The Book is on my To Be Read List. When you read the description you can see why!

The Sunrise Girl By Lisa Wolstenholme

The Sunrise Girl

Paperback, 328 pages
Published December 7th 2019 by MMH Press
ISBN
0648728005 (ISBN13: 9780648728009)
Edition Language
English
QUESTIONS.

Lisa, can you tell us a bit about your background?

I’m from the UK and grew up travelling a fair bit due to my dad being in the Royal Air Force. I gained a degree in computing and spent a good ten years in the industry, but always felt drawn to healing modalities so studied counselling. I ended up working in a crisis service in Leeds, which I loved, but when I came to Perth, I found I couldn’t use my qualifications to work here as a counsellor. I twiddled my thumbs for several years as my daughter went through primary school, and finally joined KSP Writers’ Centre back in 2014.

Have you always wanted to write?

Absolutely. I’ve always loved reading and have a very active imagination, so writing was the outlet I needed to tie those things together.
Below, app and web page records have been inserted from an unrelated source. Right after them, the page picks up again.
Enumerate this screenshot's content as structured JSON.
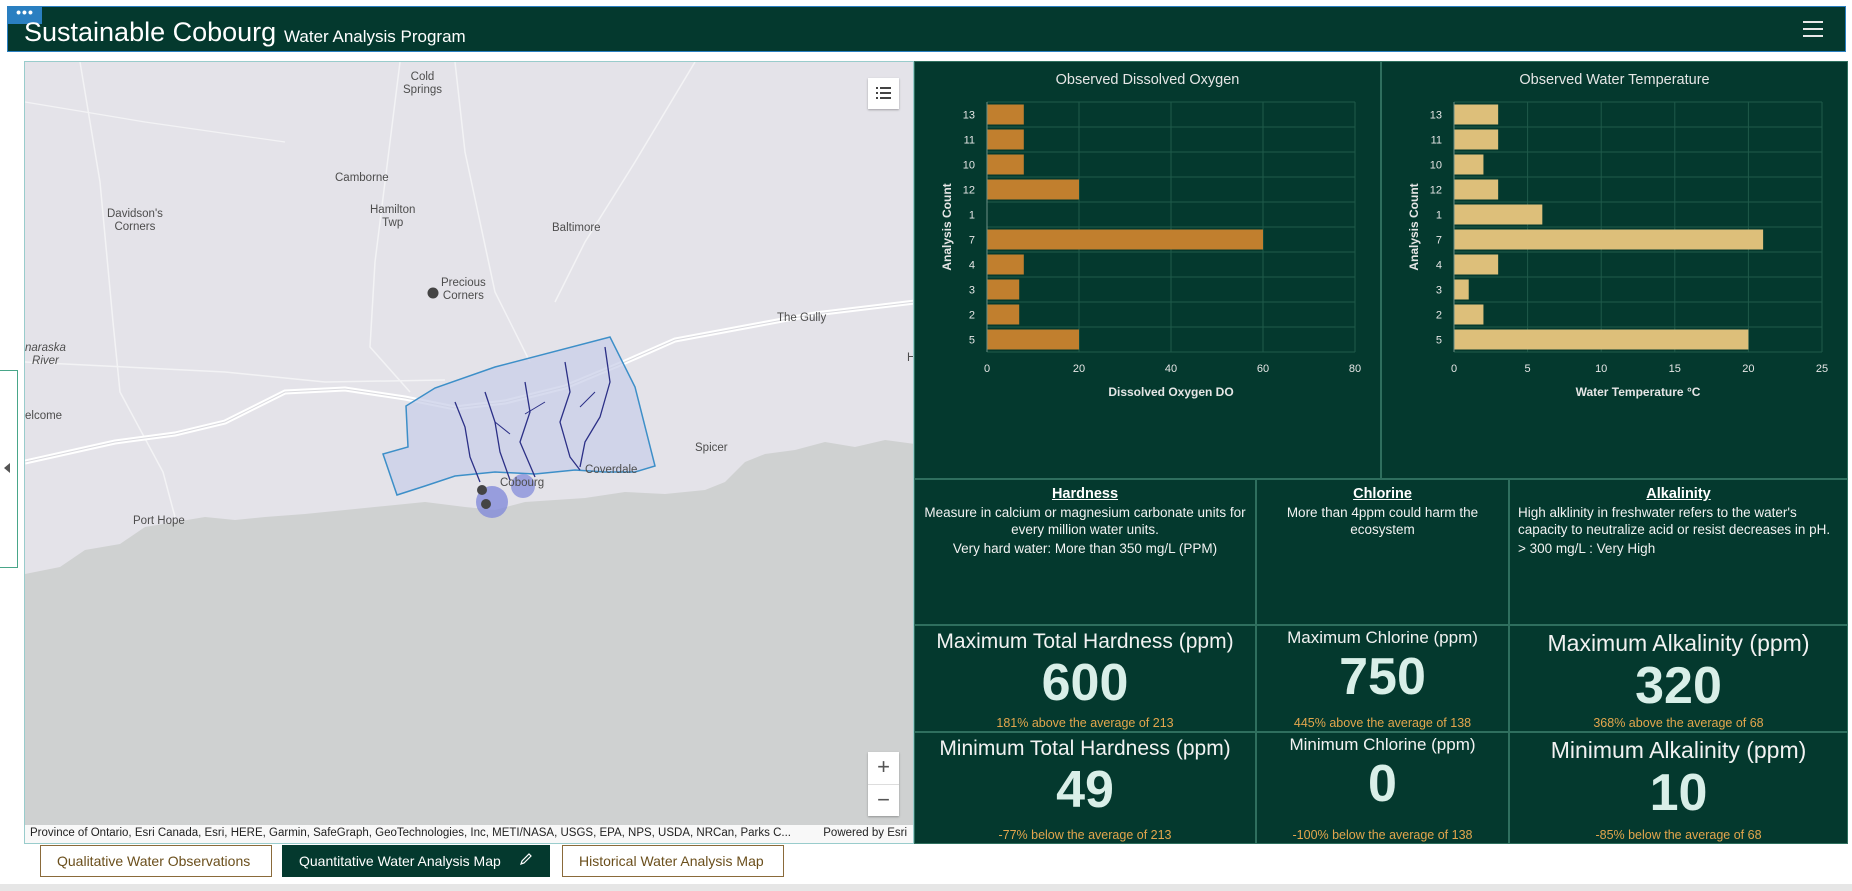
{
  "header": {
    "menu_dots": "•••",
    "title": "Sustainable Cobourg",
    "subtitle": "Water Analysis Program",
    "menu_icon": "hamburger-icon"
  },
  "map": {
    "places": [
      {
        "name": "Cold\nSprings"
      },
      {
        "name": "Camborne"
      },
      {
        "name": "Davidson's\nCorners"
      },
      {
        "name": "Hamilton\nTwp"
      },
      {
        "name": "Baltimore"
      },
      {
        "name": "Precious\nCorners"
      },
      {
        "name": "The Gully"
      },
      {
        "name": "naraska\nRiver"
      },
      {
        "name": "elcome"
      },
      {
        "name": "Spicer"
      },
      {
        "name": "Coverdale"
      },
      {
        "name": "Cobourg"
      },
      {
        "name": "Port Hope"
      },
      {
        "name": "H"
      }
    ],
    "zoom_in": "+",
    "zoom_out": "−",
    "legend_icon": "legend-list-icon",
    "attribution": "Province of Ontario, Esri Canada, Esri, HERE, Garmin, SafeGraph, GeoTechnologies, Inc, METI/NASA, USGS, EPA, NPS, USDA, NRCan, Parks C...",
    "powered_by": "Powered by Esri"
  },
  "charts": {
    "oxygen_title": "Observed Dissolved Oxygen",
    "temperature_title": "Observed Water Temperature"
  },
  "chart_data": [
    {
      "type": "bar",
      "orientation": "horizontal",
      "title": "Observed Dissolved Oxygen",
      "categories": [
        "13",
        "11",
        "10",
        "12",
        "1",
        "7",
        "4",
        "3",
        "2",
        "5"
      ],
      "values": [
        8,
        8,
        8,
        20,
        0,
        60,
        8,
        7,
        7,
        20
      ],
      "xlabel": "Dissolved Oxygen DO",
      "ylabel": "Analysis Count",
      "xlim": [
        0,
        80
      ],
      "xticks": [
        0,
        20,
        40,
        60,
        80
      ],
      "color": "#c17f2e",
      "grid": true
    },
    {
      "type": "bar",
      "orientation": "horizontal",
      "title": "Observed Water Temperature",
      "categories": [
        "13",
        "11",
        "10",
        "12",
        "1",
        "7",
        "4",
        "3",
        "2",
        "5"
      ],
      "values": [
        3,
        3,
        2,
        3,
        6,
        21,
        3,
        1,
        2,
        20
      ],
      "xlabel": "Water Temperature °C",
      "ylabel": "Analysis Count",
      "xlim": [
        0,
        25
      ],
      "xticks": [
        0,
        5,
        10,
        15,
        20,
        25
      ],
      "color": "#ddbf7a",
      "grid": true
    }
  ],
  "info": {
    "hardness": {
      "title": "Hardness",
      "text1": "Measure in calcium or magnesium carbonate units for every million water units.",
      "text2": "Very hard water: More than 350 mg/L (PPM)"
    },
    "chlorine": {
      "title": "Chlorine",
      "text1": "More than 4ppm could harm the ecosystem"
    },
    "alkalinity": {
      "title": "Alkalinity",
      "text1": "High alklinity in freshwater refers to the water's capacity to neutralize acid or resist decreases in pH.",
      "text2": "> 300 mg/L : Very High"
    }
  },
  "kpis": {
    "max_hardness": {
      "title": "Maximum Total Hardness (ppm)",
      "value": "600",
      "sub": "181% above the average of 213"
    },
    "max_chlorine": {
      "title": "Maximum Chlorine (ppm)",
      "value": "750",
      "sub": "445% above the average of 138"
    },
    "max_alkalinity": {
      "title": "Maximum Alkalinity (ppm)",
      "value": "320",
      "sub": "368% above the average of 68"
    },
    "min_hardness": {
      "title": "Minimum Total Hardness (ppm)",
      "value": "49",
      "sub": "-77% below the average of 213"
    },
    "min_chlorine": {
      "title": "Minimum Chlorine (ppm)",
      "value": "0",
      "sub": "-100% below the average of 138"
    },
    "min_alkalinity": {
      "title": "Minimum Alkalinity (ppm)",
      "value": "10",
      "sub": "-85% below the average of 68"
    }
  },
  "tabs": [
    {
      "label": "Qualitative Water Observations",
      "active": false
    },
    {
      "label": "Quantitative Water Analysis Map",
      "active": true
    },
    {
      "label": "Historical Water Analysis Map",
      "active": false
    }
  ],
  "colors": {
    "panel_bg": "#04392e",
    "accent_orange": "#c17f2e",
    "accent_tan": "#ddbf7a",
    "kpi_sub": "#e3a64d",
    "header_border": "#2a7fc1"
  }
}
You have just released a book, tell us a bit about that.

It’s my debut novel, The Sunrise Girl, about Lucy Fraser, a thirty-something woman who, along with her best friend Em, has spent her twenties partying hard. When she eventually gets married to Joe Morris, she soon realises that settling down is not what she wants. Joe dies, and it’s Lucy’s fault, and the desire to escape her woes is so strong that when Em suggests they go on holiday to the party island of Ibiza, Lucy can’t resist. But Ibiza fuels her hedonistic desires further, so Lucy must figure out what makes her tick and what she truly wants. The key themes in the story are conquering guilt, escapism, addiction, authenticity, and doing what we ‘want rather than what we ‘should’ do.

What inspired it?

I’ve supported many people who struggled with a variety of issues such as addiction and escapist tendencies, so I wanted a character who was heavily flawed and struggling with things that people could relate to. I’ve also witnessed several of my friends go through rocky relationships and marriage breakdowns, so I wondered what made the relationships fail, and how much each person gives up being part of a couple. I wanted to write something relatable in terms of everyday issue and vices, such as drinking heavily and smoking, and what purposes those addictions fulfilled, to make the characters more authentic.

How long did it take to write?

The ideas and ‘scenes’ have been floating around in my head since around 2011, but I didn’t start writing it until 2014. By that time, it was like a movie playing in my mind, so writing it was pretty quick. The rewriting, on the other hand, well-thank God I joined a writing group and learnt how to write properly! And here we are, eight years later!

How do you capture your ideas?

I’m a visual person, so I’ll see something that then sets off a chain of events in my head and images start popping left, right and centre. It can take a while to get them organised, but once an idea comes, it takes hold until I’ve got it out of my system.

What are you working on now?

I’ve just finished going through the second round of edits on my Paw Prints of Love anthology story for Gumnut Press, and after a short writing break over the summer, I plan to get back into writing The Sunset Girl to tell Em’s story.

Do you work on more than one thing at once?

For sure. I’m easily distracted! What is the best and worst advice you received as a writer?

The best advice is to just write regardless of your level of expertise. Chloe Higgins held a workshop at KSP entitled, ‘How to Vomit a Novella’. It was basically telling us to get over ourselves and our hang-ups and just get stuff written. It doesn’t matter how badly written it is-rewrites and edits can help with that-it’s vital to get those creative ideas down on paper.

The worst advice I’ve been given is to ‘show don’t tell’ all the time. I agree with showing not telling in general, but too much of it can stifle the pace of a story and make it way too descriptive, leaving little room for the reader’s imagination to come into play.

Comment by Sonia- that kind of advice re-show don’t tell can leave a beginner quite baffled!

Do you have any advice for aspiring writers?

Write as often as you can, and it doesn’t matter if you think it’s shit. Join a writing group to meet like-minded souls. Read. Read. Read.

Favourite authors?

Paulo Coehlo, Gillian Flynn and Elizabeth Gilbert are a few.

Thank you and congratulations  on  your book

Thank you for interviewing me. 😊

I hope that I  asked Lisa the questions that you would have asked .

You can find her on Facebook  Lisa Wolstenholme Author.